  10. 10. Who to Meet <ul><li>Always meet with your representative/staff and your senators/staff— </li></ul><ul><li>www.house.gov : can enter your zip code to get representative’s name </li></ul><ul><ul><li>Identifying staff: Call member’s office and ask them who works on the area you are interested in influencing – </li></ul></ul><ul><ul><ul><li>Narrow issue based on ask: housing, health, appropriations, veterans, etc. </li></ul></ul></ul>
  11. 11. When to Meet <ul><li>Appropriations— </li></ul><ul><li>Congress debates from February-September </li></ul><ul><li>Approps.

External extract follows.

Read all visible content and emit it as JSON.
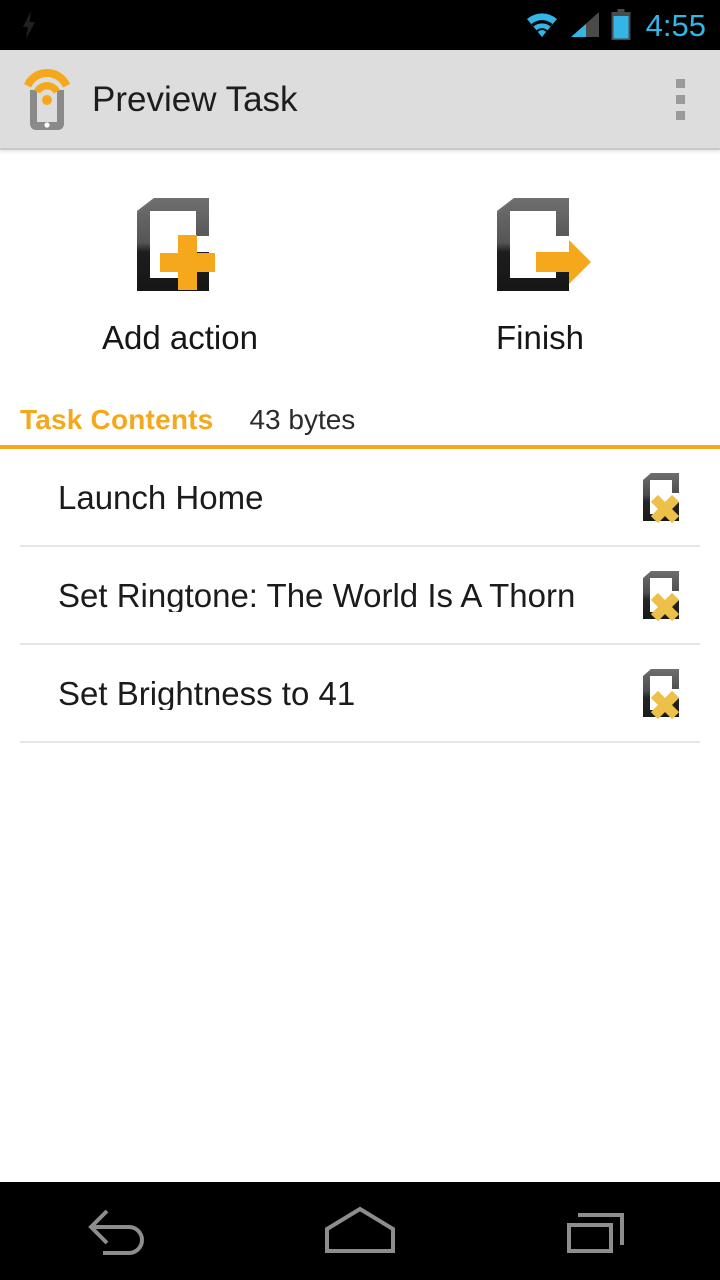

Committees debate appropriations through June, set deadlines for approps requests (usually March-May) </li></ul><ul><li>Authorizing legislation— </li></ul><ul><li>Anytime </li></ul><ul><li>Track progress of bills on Thomas website (Library of Congress): http://thomas.loc.gov/home/thomas.php </li></ul>
  12. 12. Getting a Meeting <ul><li>To set a meeting with the member— </li></ul><ul><li>Contact office & ask for scheduler </li></ul><ul><li>Fax or e-mail scheduler with request </li></ul><ul><ul><li>Background about your organization </li></ul></ul><ul><ul><li>Reason for meeting (i.e., we would like to discuss McKinney-Vento Homeless Assistance grants) </li></ul></ul><ul><ul><li>Names of the people who will attend meeting </li></ul></ul><ul><ul><li>Your availability </li></ul></ul><ul><ul><li>Follow-up within a week </li></ul></ul><ul><li>To set a meeting with a staffer, send an e-mail request, follow-up with phone calls </li></ul><ul><li>E-mail format for House staff: [email_address] </li></ul><ul><li>E-mail format for Senate staff: First_Last@Member’sLastName.sen.gov </li></ul><ul><li>Be persistent : congressional staff are extremely busy and often listen to the squeaky wheel </li></ul>
  13. 13. Making the Case: You are the Expert! <ul><li>Preparation— </li></ul><ul><li>Don’t go overboard: meetings are usually 10-30 minutes </li></ul><ul><li>How Member voted in the past— BRIEFLY thank for support </li></ul><ul><li>Materials: talking points, info about your organization, stats </li></ul><ul><li>Focus on solutions, instead of problem: communicate key outcomes/solutions from research and/or experience </li></ul><ul><li>Keep it simple </li></ul><ul><li>Try to create conversation—don’t do all of the talking </li></ul><ul><li>Stories (personal/project) make an impact </li></ul><ul><li>REMEMBER YOUR ASK! —don’t run out of time </li></ul><ul><li>Discuss how ask will solve issues in the district </li></ul><ul><ul><li>Usually won’t get a commitment, but get explanation for a “no” </li></ul></ul>
  14. 14. Making the Case: You are the Expert! <ul><li>This is an important problem – it must be solved </li></ul><ul><ul><li>Core values </li></ul></ul><ul><ul><li>Extraordinary costs </li></ul></ul><ul><ul><li>Compelling pressure (media, courts) </li></ul></ul><ul><li>We know how to solve this problem </li></ul><ul><ul><li>Evidence of success and consensus of experts </li></ul></ul><ul><ul><li>We can define the scope of the problem and measure progress </li></ul></ul><ul><li>Solutions are a good investment </li></ul><ul><ul><li>Cost savings: hospitals, jails, etc. </li></ul></ul><ul><ul><li>Neighborhood impacts </li></ul></ul><ul><ul><li>Better outcomes for people and families </li></ul></ul>
  15. 15. Follow-Up <ul><li>Invite staff and members to site visits and tours of projects to put a “face” on data and policy message </li></ul><ul><li>Follow-up with brief e-mail thank you to staff for meeting—answer questions or highlight strongest point </li></ul>